Source data

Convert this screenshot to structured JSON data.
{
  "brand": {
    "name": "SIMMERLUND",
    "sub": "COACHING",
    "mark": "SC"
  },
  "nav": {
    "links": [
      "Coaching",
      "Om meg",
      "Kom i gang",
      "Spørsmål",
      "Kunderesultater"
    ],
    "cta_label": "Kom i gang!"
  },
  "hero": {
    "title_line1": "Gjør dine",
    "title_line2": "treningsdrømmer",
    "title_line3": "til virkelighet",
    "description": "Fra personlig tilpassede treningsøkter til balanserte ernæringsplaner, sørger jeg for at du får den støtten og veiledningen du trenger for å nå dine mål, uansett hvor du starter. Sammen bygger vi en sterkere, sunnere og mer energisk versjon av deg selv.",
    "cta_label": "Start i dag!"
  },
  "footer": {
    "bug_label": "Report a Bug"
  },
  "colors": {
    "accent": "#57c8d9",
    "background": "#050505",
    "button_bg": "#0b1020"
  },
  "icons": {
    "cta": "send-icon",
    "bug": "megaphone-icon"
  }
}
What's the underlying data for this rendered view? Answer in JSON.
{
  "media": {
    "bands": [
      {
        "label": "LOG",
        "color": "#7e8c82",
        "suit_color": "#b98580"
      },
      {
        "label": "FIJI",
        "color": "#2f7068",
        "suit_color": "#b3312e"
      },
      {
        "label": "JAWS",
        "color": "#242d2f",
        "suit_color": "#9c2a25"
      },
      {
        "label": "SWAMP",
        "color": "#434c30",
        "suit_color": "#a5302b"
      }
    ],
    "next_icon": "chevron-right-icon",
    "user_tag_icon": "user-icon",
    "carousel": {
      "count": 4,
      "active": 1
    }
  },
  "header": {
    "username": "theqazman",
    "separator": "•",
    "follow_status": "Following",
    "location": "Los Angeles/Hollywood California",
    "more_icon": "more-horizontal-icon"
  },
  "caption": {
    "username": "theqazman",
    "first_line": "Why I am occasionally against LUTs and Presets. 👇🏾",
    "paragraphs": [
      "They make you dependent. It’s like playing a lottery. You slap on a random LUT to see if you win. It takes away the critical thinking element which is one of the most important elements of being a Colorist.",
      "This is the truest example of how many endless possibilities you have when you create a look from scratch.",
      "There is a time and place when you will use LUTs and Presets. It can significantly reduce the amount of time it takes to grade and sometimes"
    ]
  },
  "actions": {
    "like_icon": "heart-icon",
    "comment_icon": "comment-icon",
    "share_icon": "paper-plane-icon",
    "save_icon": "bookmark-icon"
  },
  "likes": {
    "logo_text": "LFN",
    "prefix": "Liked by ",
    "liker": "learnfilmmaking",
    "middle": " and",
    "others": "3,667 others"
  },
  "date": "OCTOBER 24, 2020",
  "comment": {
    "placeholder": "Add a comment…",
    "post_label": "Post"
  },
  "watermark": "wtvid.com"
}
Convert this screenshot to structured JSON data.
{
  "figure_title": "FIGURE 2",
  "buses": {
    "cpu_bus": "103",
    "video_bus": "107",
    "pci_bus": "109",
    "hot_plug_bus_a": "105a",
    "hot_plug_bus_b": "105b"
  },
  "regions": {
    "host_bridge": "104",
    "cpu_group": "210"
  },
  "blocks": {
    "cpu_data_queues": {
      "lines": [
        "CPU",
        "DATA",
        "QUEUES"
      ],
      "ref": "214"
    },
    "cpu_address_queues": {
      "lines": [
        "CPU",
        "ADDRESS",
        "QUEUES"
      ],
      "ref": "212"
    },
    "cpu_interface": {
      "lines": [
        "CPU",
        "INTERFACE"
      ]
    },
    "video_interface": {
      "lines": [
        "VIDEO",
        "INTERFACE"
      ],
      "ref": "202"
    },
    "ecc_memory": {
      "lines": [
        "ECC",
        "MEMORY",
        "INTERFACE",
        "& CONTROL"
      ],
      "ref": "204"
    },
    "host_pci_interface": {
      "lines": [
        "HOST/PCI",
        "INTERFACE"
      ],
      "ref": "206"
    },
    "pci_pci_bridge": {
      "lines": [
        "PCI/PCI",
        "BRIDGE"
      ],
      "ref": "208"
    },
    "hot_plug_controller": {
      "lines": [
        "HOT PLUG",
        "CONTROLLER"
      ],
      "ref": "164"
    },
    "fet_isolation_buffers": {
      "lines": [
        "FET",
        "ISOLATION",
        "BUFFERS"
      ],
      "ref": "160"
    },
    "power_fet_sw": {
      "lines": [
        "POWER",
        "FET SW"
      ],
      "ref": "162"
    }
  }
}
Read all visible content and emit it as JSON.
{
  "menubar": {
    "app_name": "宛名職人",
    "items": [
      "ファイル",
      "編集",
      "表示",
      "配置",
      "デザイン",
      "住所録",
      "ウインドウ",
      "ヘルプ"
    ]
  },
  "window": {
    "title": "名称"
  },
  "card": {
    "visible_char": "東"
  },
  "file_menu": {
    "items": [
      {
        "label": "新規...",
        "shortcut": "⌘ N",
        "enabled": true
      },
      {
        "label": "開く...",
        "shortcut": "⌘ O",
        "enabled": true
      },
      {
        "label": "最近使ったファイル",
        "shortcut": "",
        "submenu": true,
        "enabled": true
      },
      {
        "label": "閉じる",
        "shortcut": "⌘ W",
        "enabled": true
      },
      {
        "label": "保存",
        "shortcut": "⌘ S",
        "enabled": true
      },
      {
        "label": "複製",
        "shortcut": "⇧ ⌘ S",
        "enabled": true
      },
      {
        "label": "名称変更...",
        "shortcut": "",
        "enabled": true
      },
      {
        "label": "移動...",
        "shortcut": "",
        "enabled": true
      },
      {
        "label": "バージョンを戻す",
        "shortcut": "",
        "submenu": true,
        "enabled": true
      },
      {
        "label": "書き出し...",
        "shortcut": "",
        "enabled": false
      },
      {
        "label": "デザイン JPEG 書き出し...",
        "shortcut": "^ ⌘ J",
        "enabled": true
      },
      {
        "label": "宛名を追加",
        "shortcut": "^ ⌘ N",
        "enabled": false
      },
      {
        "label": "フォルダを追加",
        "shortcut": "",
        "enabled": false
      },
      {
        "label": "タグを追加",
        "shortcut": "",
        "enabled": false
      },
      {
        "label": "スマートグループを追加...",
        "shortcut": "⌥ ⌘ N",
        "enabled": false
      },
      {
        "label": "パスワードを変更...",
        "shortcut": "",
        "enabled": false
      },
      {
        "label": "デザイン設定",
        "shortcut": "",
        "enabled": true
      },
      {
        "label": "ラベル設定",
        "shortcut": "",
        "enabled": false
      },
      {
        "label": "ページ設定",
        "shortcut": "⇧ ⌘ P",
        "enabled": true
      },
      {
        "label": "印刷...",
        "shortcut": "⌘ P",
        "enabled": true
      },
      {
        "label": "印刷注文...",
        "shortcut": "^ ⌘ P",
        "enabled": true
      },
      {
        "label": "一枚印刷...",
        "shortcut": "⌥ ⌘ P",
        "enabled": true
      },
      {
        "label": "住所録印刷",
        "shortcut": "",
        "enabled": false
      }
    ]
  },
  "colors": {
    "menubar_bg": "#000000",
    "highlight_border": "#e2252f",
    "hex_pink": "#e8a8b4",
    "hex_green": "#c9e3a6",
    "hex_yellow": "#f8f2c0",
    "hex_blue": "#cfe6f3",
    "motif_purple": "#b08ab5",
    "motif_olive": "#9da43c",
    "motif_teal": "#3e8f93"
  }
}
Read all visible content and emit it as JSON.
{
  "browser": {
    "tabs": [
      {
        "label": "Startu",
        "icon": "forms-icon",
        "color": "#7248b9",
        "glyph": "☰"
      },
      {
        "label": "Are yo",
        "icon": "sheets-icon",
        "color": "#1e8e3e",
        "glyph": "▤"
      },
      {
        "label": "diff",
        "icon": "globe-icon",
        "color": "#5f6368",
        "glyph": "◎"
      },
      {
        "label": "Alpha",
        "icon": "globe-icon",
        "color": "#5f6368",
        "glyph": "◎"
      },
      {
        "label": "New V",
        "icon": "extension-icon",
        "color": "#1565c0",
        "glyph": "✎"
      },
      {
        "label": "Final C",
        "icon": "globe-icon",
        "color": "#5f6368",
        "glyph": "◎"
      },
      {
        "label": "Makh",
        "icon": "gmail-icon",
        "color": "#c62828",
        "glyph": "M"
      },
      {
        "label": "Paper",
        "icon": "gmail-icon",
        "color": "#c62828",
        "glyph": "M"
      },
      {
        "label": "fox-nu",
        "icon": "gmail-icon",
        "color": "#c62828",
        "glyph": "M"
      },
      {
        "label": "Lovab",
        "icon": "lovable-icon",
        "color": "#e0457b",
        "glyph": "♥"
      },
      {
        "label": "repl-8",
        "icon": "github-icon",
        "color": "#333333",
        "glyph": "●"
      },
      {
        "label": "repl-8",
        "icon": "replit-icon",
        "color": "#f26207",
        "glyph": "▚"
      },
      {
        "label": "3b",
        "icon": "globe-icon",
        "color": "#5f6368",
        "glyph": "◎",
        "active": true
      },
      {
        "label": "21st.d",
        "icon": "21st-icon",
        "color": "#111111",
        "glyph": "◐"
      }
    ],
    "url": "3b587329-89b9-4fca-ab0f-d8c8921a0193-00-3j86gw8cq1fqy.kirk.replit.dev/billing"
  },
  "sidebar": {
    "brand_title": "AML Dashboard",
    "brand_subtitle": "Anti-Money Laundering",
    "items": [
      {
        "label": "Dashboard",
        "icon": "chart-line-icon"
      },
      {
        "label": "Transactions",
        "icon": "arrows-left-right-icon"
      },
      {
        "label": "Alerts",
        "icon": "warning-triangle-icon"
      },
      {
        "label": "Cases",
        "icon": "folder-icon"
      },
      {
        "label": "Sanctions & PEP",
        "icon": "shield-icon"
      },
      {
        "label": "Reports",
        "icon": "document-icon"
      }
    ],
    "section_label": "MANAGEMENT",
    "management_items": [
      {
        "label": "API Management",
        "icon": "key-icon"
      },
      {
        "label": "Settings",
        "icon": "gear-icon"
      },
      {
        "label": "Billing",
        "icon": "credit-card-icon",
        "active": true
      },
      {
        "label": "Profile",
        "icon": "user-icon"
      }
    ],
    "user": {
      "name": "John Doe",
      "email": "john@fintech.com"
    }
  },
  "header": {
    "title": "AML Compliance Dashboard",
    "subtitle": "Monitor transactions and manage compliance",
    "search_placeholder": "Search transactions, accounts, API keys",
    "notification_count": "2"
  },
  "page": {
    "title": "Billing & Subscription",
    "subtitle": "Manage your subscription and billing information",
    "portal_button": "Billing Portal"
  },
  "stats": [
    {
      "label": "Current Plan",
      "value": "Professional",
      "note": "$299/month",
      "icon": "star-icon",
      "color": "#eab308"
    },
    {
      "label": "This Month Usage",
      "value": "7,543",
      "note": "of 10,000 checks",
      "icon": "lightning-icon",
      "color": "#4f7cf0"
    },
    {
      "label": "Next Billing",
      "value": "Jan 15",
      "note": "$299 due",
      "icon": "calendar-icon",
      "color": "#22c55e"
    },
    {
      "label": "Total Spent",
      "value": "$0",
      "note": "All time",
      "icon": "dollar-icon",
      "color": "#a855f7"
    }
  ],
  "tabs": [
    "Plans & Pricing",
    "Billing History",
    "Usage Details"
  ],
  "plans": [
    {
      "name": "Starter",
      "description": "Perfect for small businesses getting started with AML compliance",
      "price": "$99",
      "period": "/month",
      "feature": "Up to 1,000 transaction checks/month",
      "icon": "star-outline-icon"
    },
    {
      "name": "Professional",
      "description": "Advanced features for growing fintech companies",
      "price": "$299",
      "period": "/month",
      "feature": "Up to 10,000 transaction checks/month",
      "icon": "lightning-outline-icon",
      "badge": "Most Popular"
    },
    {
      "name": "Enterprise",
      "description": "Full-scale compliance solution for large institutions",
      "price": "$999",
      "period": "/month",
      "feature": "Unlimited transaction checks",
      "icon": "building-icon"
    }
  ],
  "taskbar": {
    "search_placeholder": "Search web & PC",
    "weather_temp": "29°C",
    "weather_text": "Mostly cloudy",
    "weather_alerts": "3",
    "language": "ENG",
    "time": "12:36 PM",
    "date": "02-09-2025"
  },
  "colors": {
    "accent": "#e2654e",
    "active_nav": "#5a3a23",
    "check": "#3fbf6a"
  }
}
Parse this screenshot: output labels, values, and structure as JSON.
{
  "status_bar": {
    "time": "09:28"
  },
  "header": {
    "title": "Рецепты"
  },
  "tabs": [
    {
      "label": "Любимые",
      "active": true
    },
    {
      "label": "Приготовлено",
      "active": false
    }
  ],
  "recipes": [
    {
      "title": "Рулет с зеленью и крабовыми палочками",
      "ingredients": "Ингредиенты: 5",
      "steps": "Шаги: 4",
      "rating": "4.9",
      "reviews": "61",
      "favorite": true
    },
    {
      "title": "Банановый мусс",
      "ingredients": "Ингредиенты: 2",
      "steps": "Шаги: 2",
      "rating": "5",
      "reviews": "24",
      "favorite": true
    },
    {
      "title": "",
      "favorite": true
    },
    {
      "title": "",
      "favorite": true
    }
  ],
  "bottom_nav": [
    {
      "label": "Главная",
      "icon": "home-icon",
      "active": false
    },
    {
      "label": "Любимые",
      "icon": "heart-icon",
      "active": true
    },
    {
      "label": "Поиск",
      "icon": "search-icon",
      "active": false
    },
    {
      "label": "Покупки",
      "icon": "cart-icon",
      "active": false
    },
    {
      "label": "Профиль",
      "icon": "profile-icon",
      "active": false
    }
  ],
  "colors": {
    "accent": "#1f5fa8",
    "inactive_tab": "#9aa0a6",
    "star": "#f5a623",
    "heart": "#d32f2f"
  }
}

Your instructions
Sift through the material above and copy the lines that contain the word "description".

Written response
    "description": "Fra personlig tilpassede treningsøkter til balanserte ernæringsplaner, sørger jeg for at du får den støtten og veiledningen du trenger for å nå dine mål, uansett hvor du starter. Sammen bygger vi en sterkere, sunnere og mer energisk versjon av deg selv.",
      "description": "Perfect for small businesses getting started with AML compliance",
      "description": "Advanced features for growing fintech companies",
      "description": "Full-scale compliance solution for large institutions",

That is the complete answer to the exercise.